# If you take 25 mL of a 500 ppb solution and add sufficient water until the volume is 100 mL, and...

## Question:

If you take 25 mL of a 500 ppb solution and add sufficient water until the volume is 100 mL, and mix thoroughly what is the concentration of the final solution? You dilute 10.0 mL of a 2.50 M solution to 500 mL, what is the final concentration?

## Dilution of Solutions:

The concentration of a solute in a solution can be decreased to a certain level by adding a known amount of solute-free solvent to the solution. This is called dilution. As most stock solutions are purchased at high concentrations, diluting solutions for experiments/analysis is common in chemical laboratories.
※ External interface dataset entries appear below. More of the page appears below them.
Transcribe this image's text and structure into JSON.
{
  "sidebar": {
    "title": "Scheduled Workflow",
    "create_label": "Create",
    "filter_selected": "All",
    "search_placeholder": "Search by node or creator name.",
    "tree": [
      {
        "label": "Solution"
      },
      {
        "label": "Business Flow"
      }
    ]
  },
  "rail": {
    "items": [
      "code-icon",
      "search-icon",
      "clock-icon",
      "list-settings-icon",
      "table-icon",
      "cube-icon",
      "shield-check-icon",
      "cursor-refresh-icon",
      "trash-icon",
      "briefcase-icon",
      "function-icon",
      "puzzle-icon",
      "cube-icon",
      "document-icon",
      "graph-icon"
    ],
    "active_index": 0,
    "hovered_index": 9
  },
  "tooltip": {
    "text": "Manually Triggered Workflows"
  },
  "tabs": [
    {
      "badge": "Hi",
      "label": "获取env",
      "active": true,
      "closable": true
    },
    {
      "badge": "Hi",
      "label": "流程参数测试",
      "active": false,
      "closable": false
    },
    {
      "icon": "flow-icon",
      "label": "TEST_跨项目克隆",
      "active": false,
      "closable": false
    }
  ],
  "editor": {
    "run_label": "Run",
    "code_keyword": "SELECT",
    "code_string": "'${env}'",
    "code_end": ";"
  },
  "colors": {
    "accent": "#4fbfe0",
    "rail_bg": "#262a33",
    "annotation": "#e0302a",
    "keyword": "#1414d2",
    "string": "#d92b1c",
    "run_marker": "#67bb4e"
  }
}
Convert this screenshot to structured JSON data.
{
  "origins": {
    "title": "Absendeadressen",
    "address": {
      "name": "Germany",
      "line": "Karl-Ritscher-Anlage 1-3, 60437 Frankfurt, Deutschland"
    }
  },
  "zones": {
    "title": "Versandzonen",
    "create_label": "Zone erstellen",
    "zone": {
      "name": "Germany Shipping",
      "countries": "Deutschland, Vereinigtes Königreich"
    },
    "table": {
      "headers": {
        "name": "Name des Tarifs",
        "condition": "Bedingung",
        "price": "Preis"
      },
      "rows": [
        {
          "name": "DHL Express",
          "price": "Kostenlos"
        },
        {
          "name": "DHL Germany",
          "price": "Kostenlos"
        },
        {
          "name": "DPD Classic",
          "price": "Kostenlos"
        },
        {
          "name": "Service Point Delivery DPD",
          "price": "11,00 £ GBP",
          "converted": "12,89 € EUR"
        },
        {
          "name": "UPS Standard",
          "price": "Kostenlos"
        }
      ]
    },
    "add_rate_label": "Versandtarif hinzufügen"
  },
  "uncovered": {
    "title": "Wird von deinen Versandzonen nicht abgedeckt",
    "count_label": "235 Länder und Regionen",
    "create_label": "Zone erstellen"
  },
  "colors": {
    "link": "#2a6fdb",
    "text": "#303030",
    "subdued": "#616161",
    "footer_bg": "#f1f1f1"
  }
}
125 ppb, and 0.050 M

The concentration of a solute after dilution is calculated using the following formula;

{eq}\rm C_1.V_1=C_2.V_2 {/eq}

where C and V are concentration and volume of the solution and 1 and 2 denote before and after dilution, respectively.

- Diluting 25 mL of a 500 ppb solution to 100 mL would make the concentration of the final solution to be 125 ppb:

{eq}\rm C_2=\frac{C_1.V_1}{V_2}=\frac{500\;ppb\times25\;mL}{100\;mL}=125\;ppb {/eq}

- Diluting 10.0 mL of a 2.50 M solution to 500 mL would make the concentration of the final solution to be 125 ppb:

{eq}\rm C_2=\frac{C_1.V_1}{V_2}=\frac{2.50\;M\times10.0\;mL}{500\;mL}=0.050\;M {/eq}